Clovis family man, 26, killed in crash triggered by woman high on meth, Fresno police say

A woman was under the influence of methamphetamine and driving a stolen SUV when she ran a red light and triggered a collision that killed a Clovis man Thursday morning in northeast Fresno, police say.

Matthew Harkenrider, 26, was on his way to work at Community Regional Medical Center in downtown Fresno, where he was a radiology technologist. He died at the scene.

Harkenrider grew up in Oakhurst and was a former star baseball catcher and football quarterback at Yosemite High School, graduating in 2007. He was married in March 2013 and recently moved his family into a new home.

John Scott, Harkenrider's longtime friend and teammate, said he was a tremendous athlete and a devoted husband and father to Natalie, his daughter from a previous relationship.

"He spent so much time with his daughter and his new wife," Scott said. "They really were his number one concern."

Later in the evening, Harkenrider’s wife, Megan, posted on her Facebook page that she was pregnant.

Police say Harkenrider was westbound on Herndon Avenue at 6:55 a.m. in his Mazda when the crash happened. Sgt. Richard Tucker said a Fresno officer saw the northbound Kia Sorento driven by Roberta Lynn Soto, 45, run the red light at Fresno Street.

The impact sent both vehicles into three other vehicles that were stopped in the southbound lanes of Fresno Street. A total of six people, including Soto, were taken to the hospital.

She faces charges of felony vehicular manslaughter, driving a stolen vehicle, felony driving under the influence and possession of methamphetamine, Tucker said. Her driver's license was suspended in 2012, he said.

Soto suffered several broken bones, including a fractured femur. She was taken to Community Regional Medical Center for treatment of injuries.

Tucker said a nurse there had difficulty persuading Soto to open her fist so an IV could be administered. The nurse and an officer who was present discovered Soto was clenching a bindle of meth in her hand. Tucker described the crash as "an absolute tragedy."

"Our hearts and prayers go out" to Harkenrider's family, Tucker said. "I can only imagine what they are going through."

Scott, Harkenrider's longtime friend, said Harkenrider was loyal, honest and a dependable rock who always kept the team together. He said they played football and baseball together at Yosemite High and also participated in a Sunday baseball league in Fresno.

"He would always pump us up whenever we were in a tough spot during a game," Scott said. "Everyone could really count on him, and he made you want to work harder to reach his level."

Sam Duvall, a teammate of Harkenrider and Scott, said Harkenrider was an amazing person who always made him feel better about himself no matter what they were doing.

Duvall recalled that Harkenrider, who was a naturally right-handed catcher, would fire the ball into second base with his left hand just for fun. "He threw harder with his other arm than I could with my good arm," Duvall said.

In a statement issued by Community Regional Medical Center, hospital CEO Craig Wagoner said "Matthew's coworkers said everyone in Radiology wanted him to be part of their team.

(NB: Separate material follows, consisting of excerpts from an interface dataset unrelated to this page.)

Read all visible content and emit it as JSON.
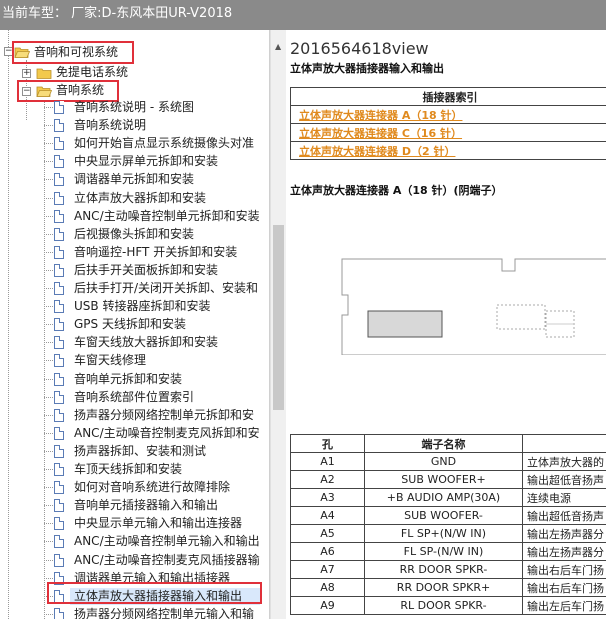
{
  "topbar": {
    "label": "当前车型：  厂家:D-东风本田UR-V2018"
  },
  "tree": {
    "group_audio_visual": "音响和可视系统",
    "group_handsfree": "免提电话系统",
    "group_audio": "音响系统",
    "items": [
      "音响系统说明 - 系统图",
      "音响系统说明",
      "如何开始盲点显示系统摄像头对准",
      "中央显示屏单元拆卸和安装",
      "调谐器单元拆卸和安装",
      "立体声放大器拆卸和安装",
      "ANC/主动噪音控制单元拆卸和安装",
      "后视摄像头拆卸和安装",
      "音响遥控-HFT 开关拆卸和安装",
      "后扶手开关面板拆卸和安装",
      "后扶手打开/关闭开关拆卸、安装和",
      "USB 转接器座拆卸和安装",
      "GPS 天线拆卸和安装",
      "车窗天线放大器拆卸和安装",
      "车窗天线修理",
      "音响单元拆卸和安装",
      "音响系统部件位置索引",
      "扬声器分频网络控制单元拆卸和安",
      "ANC/主动噪音控制麦克风拆卸和安",
      "扬声器拆卸、安装和测试",
      "车顶天线拆卸和安装",
      "如何对音响系统进行故障排除",
      "音响单元插接器输入和输出",
      "中央显示单元输入和输出连接器",
      "ANC/主动噪音控制单元输入和输出",
      "ANC/主动噪音控制麦克风插接器输",
      "调谐器单元输入和输出插接器",
      "立体声放大器插接器输入和输出",
      "扬声器分频网络控制单元输入和输"
    ]
  },
  "document": {
    "title": "2016564618view",
    "subtitle": "立体声放大器插接器输入和输出",
    "index_header": "插接器索引",
    "index_links": [
      "立体声放大器连接器 A（18 针）",
      "立体声放大器连接器 C（16 针）",
      "立体声放大器连接器 D（2 针）"
    ],
    "connector_heading": "立体声放大器连接器 A（18 针）(阴端子）",
    "pin_table": {
      "headers": [
        "孔",
        "端子名称",
        ""
      ],
      "rows": [
        [
          "A1",
          "GND",
          "立体声放大器的"
        ],
        [
          "A2",
          "SUB WOOFER+",
          "输出超低音扬声"
        ],
        [
          "A3",
          "+B AUDIO AMP(30A)",
          "连续电源"
        ],
        [
          "A4",
          "SUB WOOFER-",
          "输出超低音扬声"
        ],
        [
          "A5",
          "FL SP+(N/W IN)",
          "输出左扬声器分"
        ],
        [
          "A6",
          "FL SP-(N/W IN)",
          "输出左扬声器分"
        ],
        [
          "A7",
          "RR DOOR SPKR-",
          "输出右后车门扬"
        ],
        [
          "A8",
          "RR DOOR SPKR+",
          "输出右后车门扬"
        ],
        [
          "A9",
          "RL DOOR SPKR-",
          "输出左后车门扬"
        ]
      ]
    }
  },
  "colors": {
    "highlight": "#e0303a",
    "link": "#e08a1e",
    "topbar": "#8a8a8a",
    "folder": "#f2c94c"
  }
}
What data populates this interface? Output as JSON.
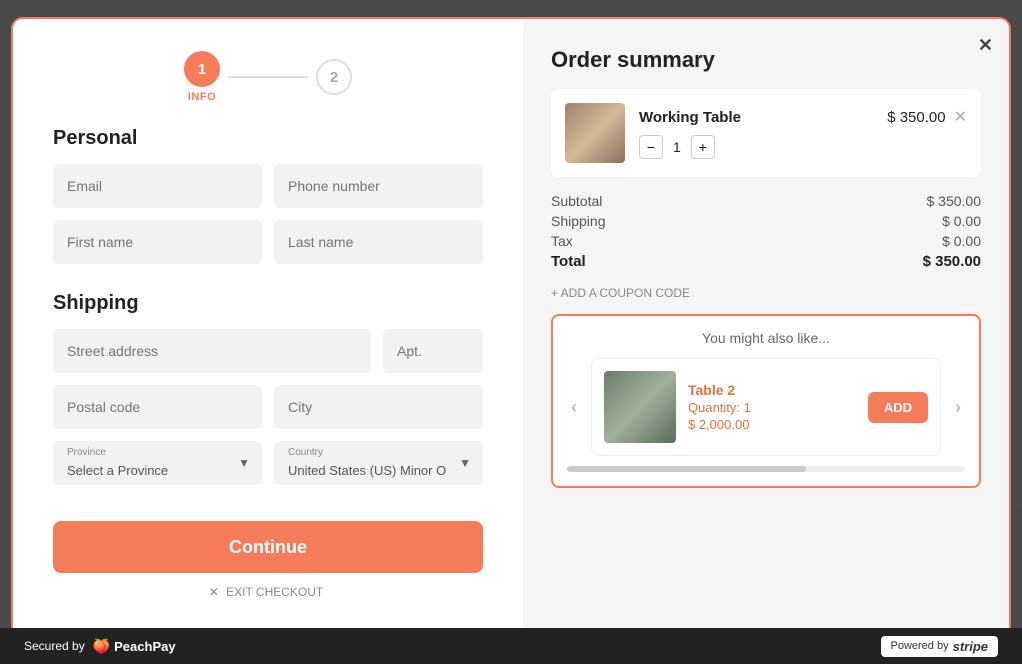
{
  "modal": {
    "close_label": "✕"
  },
  "stepper": {
    "step1_label": "1",
    "step2_label": "2",
    "step1_info": "INFO"
  },
  "personal": {
    "section_title": "Personal",
    "email_placeholder": "Email",
    "phone_placeholder": "Phone number",
    "firstname_placeholder": "First name",
    "lastname_placeholder": "Last name"
  },
  "shipping": {
    "section_title": "Shipping",
    "street_placeholder": "Street address",
    "apt_placeholder": "Apt.",
    "postal_placeholder": "Postal code",
    "city_placeholder": "City",
    "province_label": "Province",
    "province_default": "Select a Province",
    "country_label": "Country",
    "country_default": "United States (US) Minor O"
  },
  "actions": {
    "continue_label": "Continue",
    "exit_label": "EXIT CHECKOUT"
  },
  "order_summary": {
    "title": "Order summary",
    "product_name": "Working Table",
    "product_price": "$ 350.00",
    "quantity": "1",
    "subtotal_label": "Subtotal",
    "subtotal_value": "$ 350.00",
    "shipping_label": "Shipping",
    "shipping_value": "$ 0.00",
    "tax_label": "Tax",
    "tax_value": "$ 0.00",
    "total_label": "Total",
    "total_value": "$ 350.00",
    "coupon_label": "+ ADD A COUPON CODE"
  },
  "recommendations": {
    "title": "You might also like...",
    "item_name": "Table 2",
    "item_qty_label": "Quantity: 1",
    "item_price": "$ 2,000.00",
    "add_label": "ADD"
  },
  "footer": {
    "secured_label": "Secured by",
    "brand_name": "PeachPay",
    "powered_label": "Powered by",
    "stripe_label": "stripe"
  }
}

Matthew was one of those rare individuals with the potential to be successful at anything he desired. His focus was on his family and friends ... he will be terribly missed by all."

In addition to his wife, Harkenrider is survived by daughter Natalie, parents Jeff and Doreen Harkenrider, twin brother Eric and older brother Adam.

Correction: An earlier version of this story incorrectly described Matthew Harkenrider's work title as radiology technician.